[Data about app and page elements]
-- Opening Marker --

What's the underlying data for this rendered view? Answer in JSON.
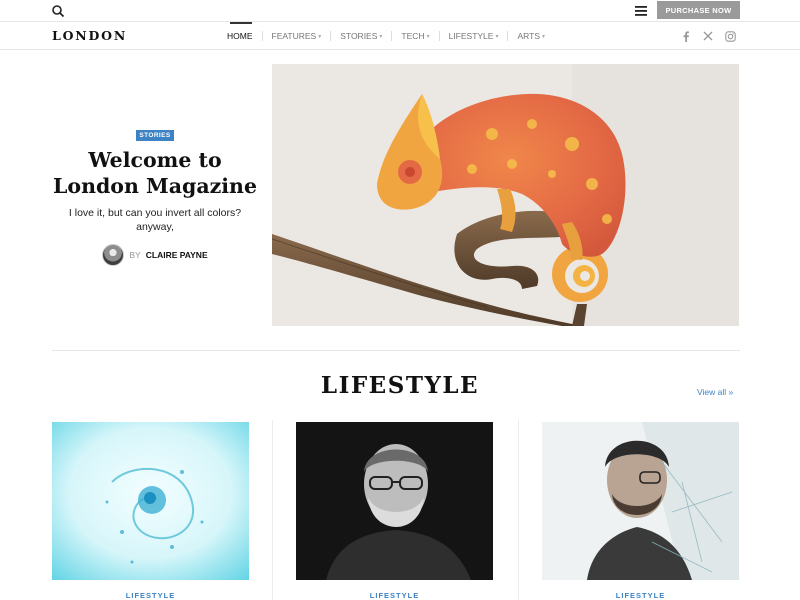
{
  "topbar": {
    "purchase_label": "PURCHASE NOW"
  },
  "header": {
    "logo": "LONDON",
    "nav": [
      {
        "label": "HOME",
        "active": true
      },
      {
        "label": "FEATURES",
        "has_dropdown": true
      },
      {
        "label": "STORIES",
        "has_dropdown": true
      },
      {
        "label": "TECH",
        "has_dropdown": true
      },
      {
        "label": "LIFESTYLE",
        "has_dropdown": true
      },
      {
        "label": "ARTS",
        "has_dropdown": true
      }
    ],
    "socials": [
      "facebook-icon",
      "x-icon",
      "instagram-icon"
    ]
  },
  "hero": {
    "badge": "STORIES",
    "title_line1": "Welcome to",
    "title_line2": "London Magazine",
    "subtitle": "I love it, but can you invert all colors? anyway,",
    "byline_prefix": "BY",
    "author": "CLAIRE PAYNE"
  },
  "section": {
    "title": "LIFESTYLE",
    "view_all": "View all »"
  },
  "cards": [
    {
      "category": "LIFESTYLE"
    },
    {
      "category": "LIFESTYLE"
    },
    {
      "category": "LIFESTYLE"
    }
  ],
  "colors": {
    "accent": "#3d82c4",
    "button_bg": "#9a9a9a"
  }
}
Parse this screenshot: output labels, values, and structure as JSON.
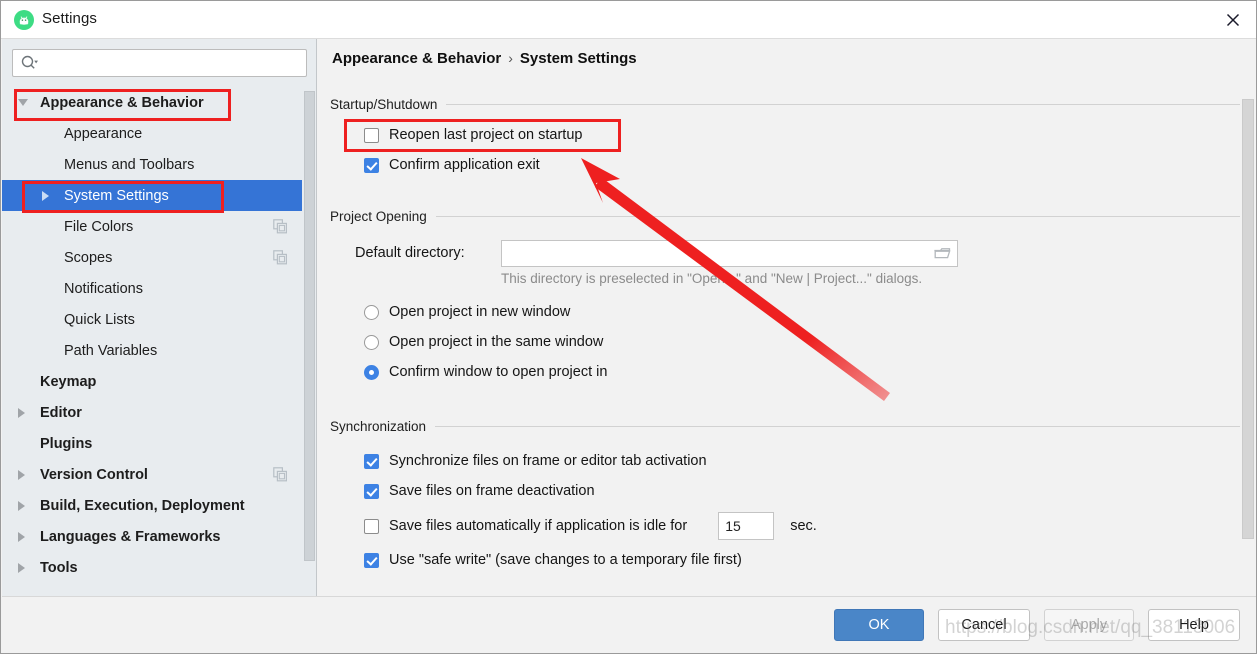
{
  "window": {
    "title": "Settings",
    "app_icon": "android-studio-icon",
    "close_icon": "close-icon"
  },
  "sidebar": {
    "search": {
      "value": "",
      "placeholder": "",
      "icon": "search-icon"
    },
    "items": [
      {
        "label": "Appearance & Behavior",
        "level": 1,
        "twisty": "open",
        "bold": true,
        "selected": false,
        "copy": false
      },
      {
        "label": "Appearance",
        "level": 2,
        "twisty": "none",
        "bold": false,
        "selected": false,
        "copy": false
      },
      {
        "label": "Menus and Toolbars",
        "level": 2,
        "twisty": "none",
        "bold": false,
        "selected": false,
        "copy": false
      },
      {
        "label": "System Settings",
        "level": 2,
        "twisty": "closed",
        "bold": false,
        "selected": true,
        "copy": false
      },
      {
        "label": "File Colors",
        "level": 2,
        "twisty": "none",
        "bold": false,
        "selected": false,
        "copy": true
      },
      {
        "label": "Scopes",
        "level": 2,
        "twisty": "none",
        "bold": false,
        "selected": false,
        "copy": true
      },
      {
        "label": "Notifications",
        "level": 2,
        "twisty": "none",
        "bold": false,
        "selected": false,
        "copy": false
      },
      {
        "label": "Quick Lists",
        "level": 2,
        "twisty": "none",
        "bold": false,
        "selected": false,
        "copy": false
      },
      {
        "label": "Path Variables",
        "level": 2,
        "twisty": "none",
        "bold": false,
        "selected": false,
        "copy": false
      },
      {
        "label": "Keymap",
        "level": 1,
        "twisty": "none",
        "bold": true,
        "selected": false,
        "copy": false
      },
      {
        "label": "Editor",
        "level": 1,
        "twisty": "closed",
        "bold": true,
        "selected": false,
        "copy": false
      },
      {
        "label": "Plugins",
        "level": 1,
        "twisty": "none",
        "bold": true,
        "selected": false,
        "copy": false
      },
      {
        "label": "Version Control",
        "level": 1,
        "twisty": "closed",
        "bold": true,
        "selected": false,
        "copy": true
      },
      {
        "label": "Build, Execution, Deployment",
        "level": 1,
        "twisty": "closed",
        "bold": true,
        "selected": false,
        "copy": false
      },
      {
        "label": "Languages & Frameworks",
        "level": 1,
        "twisty": "closed",
        "bold": true,
        "selected": false,
        "copy": false
      },
      {
        "label": "Tools",
        "level": 1,
        "twisty": "closed",
        "bold": true,
        "selected": false,
        "copy": false
      }
    ]
  },
  "breadcrumb": {
    "parent": "Appearance & Behavior",
    "separator": "›",
    "current": "System Settings"
  },
  "sections": {
    "startup": {
      "title": "Startup/Shutdown",
      "reopen_last_project": {
        "label": "Reopen last project on startup",
        "checked": false
      },
      "confirm_exit": {
        "label": "Confirm application exit",
        "checked": true
      }
    },
    "project_opening": {
      "title": "Project Opening",
      "default_directory_label": "Default directory:",
      "default_directory_value": "",
      "browse_icon": "folder-icon",
      "hint": "This directory is preselected in \"Open...\" and \"New | Project...\" dialogs.",
      "radios": [
        {
          "label": "Open project in new window",
          "checked": false
        },
        {
          "label": "Open project in the same window",
          "checked": false
        },
        {
          "label": "Confirm window to open project in",
          "checked": true
        }
      ]
    },
    "synchronization": {
      "title": "Synchronization",
      "items": [
        {
          "label": "Synchronize files on frame or editor tab activation",
          "checked": true
        },
        {
          "label": "Save files on frame deactivation",
          "checked": true
        },
        {
          "label": "Save files automatically if application is idle for",
          "checked": false
        },
        {
          "label": "Use \"safe write\" (save changes to a temporary file first)",
          "checked": true
        }
      ],
      "idle_seconds": "15",
      "idle_unit": "sec."
    }
  },
  "buttons": {
    "ok": "OK",
    "cancel": "Cancel",
    "apply": "Apply",
    "help": "Help"
  },
  "annotations": {
    "watermark": "https://blog.csdn.net/qq_38113006",
    "highlight_color": "#ee2020",
    "arrow_color": "#ee2020"
  },
  "colors": {
    "accent": "#3574d6",
    "checkbox_checked": "#3d82e4",
    "ok_button": "#4a86c8",
    "sidebar_bg": "#e8ecef",
    "panel_bg": "#f2f2f2"
  }
}
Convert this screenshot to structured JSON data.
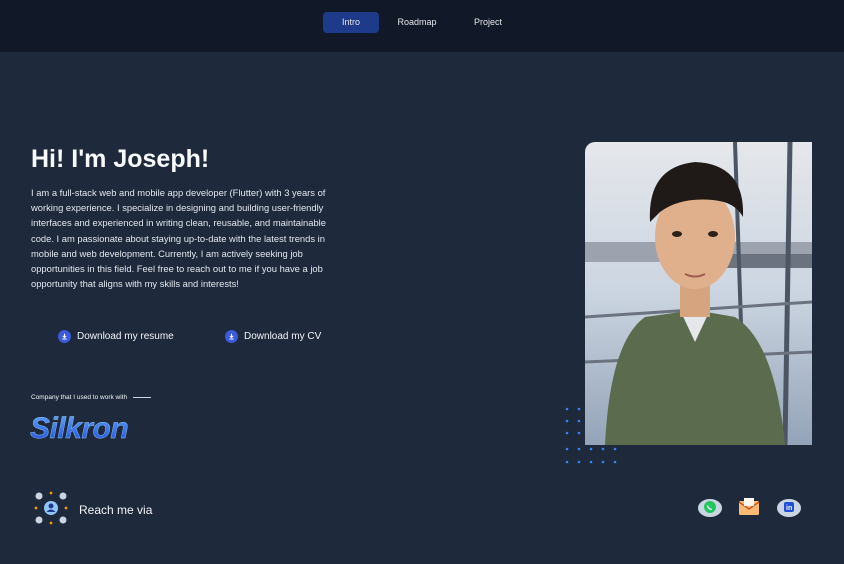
{
  "nav": {
    "items": [
      {
        "label": "Intro"
      },
      {
        "label": "Roadmap"
      },
      {
        "label": "Project"
      }
    ]
  },
  "hero": {
    "title": "Hi! I'm Joseph!",
    "description": "I am a full-stack web and mobile app developer (Flutter) with 3 years of working experience. I specialize in designing and building user-friendly interfaces and experienced in writing clean, reusable, and maintainable code. I am passionate about staying up-to-date with the latest trends in mobile and web development. Currently, I am actively seeking job opportunities in this field. Feel free to reach out to me if you have a job opportunity that aligns with my skills and interests!"
  },
  "downloads": {
    "resume_label": "Download my resume",
    "cv_label": "Download my CV"
  },
  "company": {
    "label": "Company that I used to work with",
    "logo_text": "Silkron"
  },
  "contact": {
    "label": "Reach me via",
    "icons": [
      "whatsapp-icon",
      "email-icon",
      "linkedin-icon"
    ]
  },
  "colors": {
    "background": "#1e293b",
    "topbar": "#111827",
    "nav_active": "#1e3a8a",
    "accent": "#3b5bdb",
    "logo": "#2563eb"
  }
}
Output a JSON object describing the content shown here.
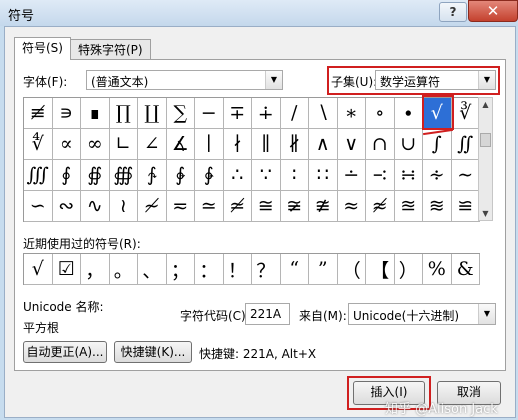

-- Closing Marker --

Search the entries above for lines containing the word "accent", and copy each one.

**Response to this exercise:**
    "accent": "#3d82c4",
    "accent": "#3574d6",
    "accent": "#3b5bdb",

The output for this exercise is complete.